┌──
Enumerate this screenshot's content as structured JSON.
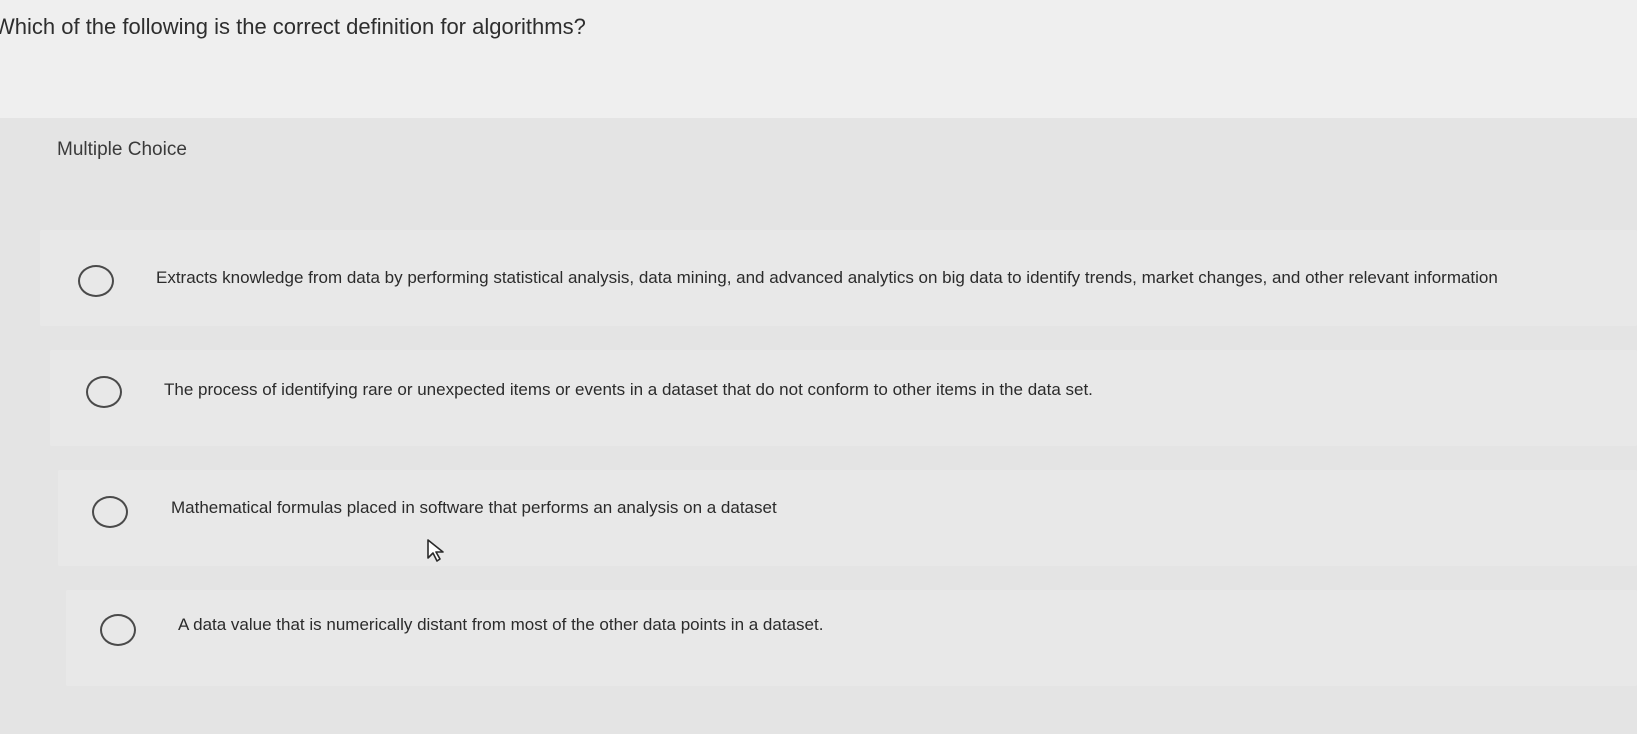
{
  "question": {
    "text": "Which of the following is the correct definition for algorithms?"
  },
  "section": {
    "label": "Multiple Choice"
  },
  "choices": [
    {
      "label": "Extracts knowledge from data by performing statistical analysis, data mining, and advanced analytics on big data to identify trends, market changes, and other relevant information"
    },
    {
      "label": "The process of identifying rare or unexpected items or events in a dataset that do not conform to other items in the data set."
    },
    {
      "label": "Mathematical formulas placed in software that performs an analysis on a dataset"
    },
    {
      "label": "A data value that is numerically distant from most of the other data points in a dataset."
    }
  ],
  "icons": {
    "radio": "radio-button-icon",
    "cursor": "mouse-pointer-icon"
  }
}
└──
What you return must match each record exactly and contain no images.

Answer to the exercise:
Enumerate this screenshot's content as structured JSON.
{
  "question": {
    "text": "Which of the following is the correct definition for algorithms?"
  },
  "section": {
    "label": "Multiple Choice"
  },
  "choices": [
    {
      "label": "Extracts knowledge from data by performing statistical analysis, data mining, and advanced analytics on big data to identify trends, market changes, and other relevant information"
    },
    {
      "label": "The process of identifying rare or unexpected items or events in a dataset that do not conform to other items in the data set."
    },
    {
      "label": "Mathematical formulas placed in software that performs an analysis on a dataset"
    },
    {
      "label": "A data value that is numerically distant from most of the other data points in a dataset."
    }
  ],
  "icons": {
    "radio": "radio-button-icon",
    "cursor": "mouse-pointer-icon"
  }
}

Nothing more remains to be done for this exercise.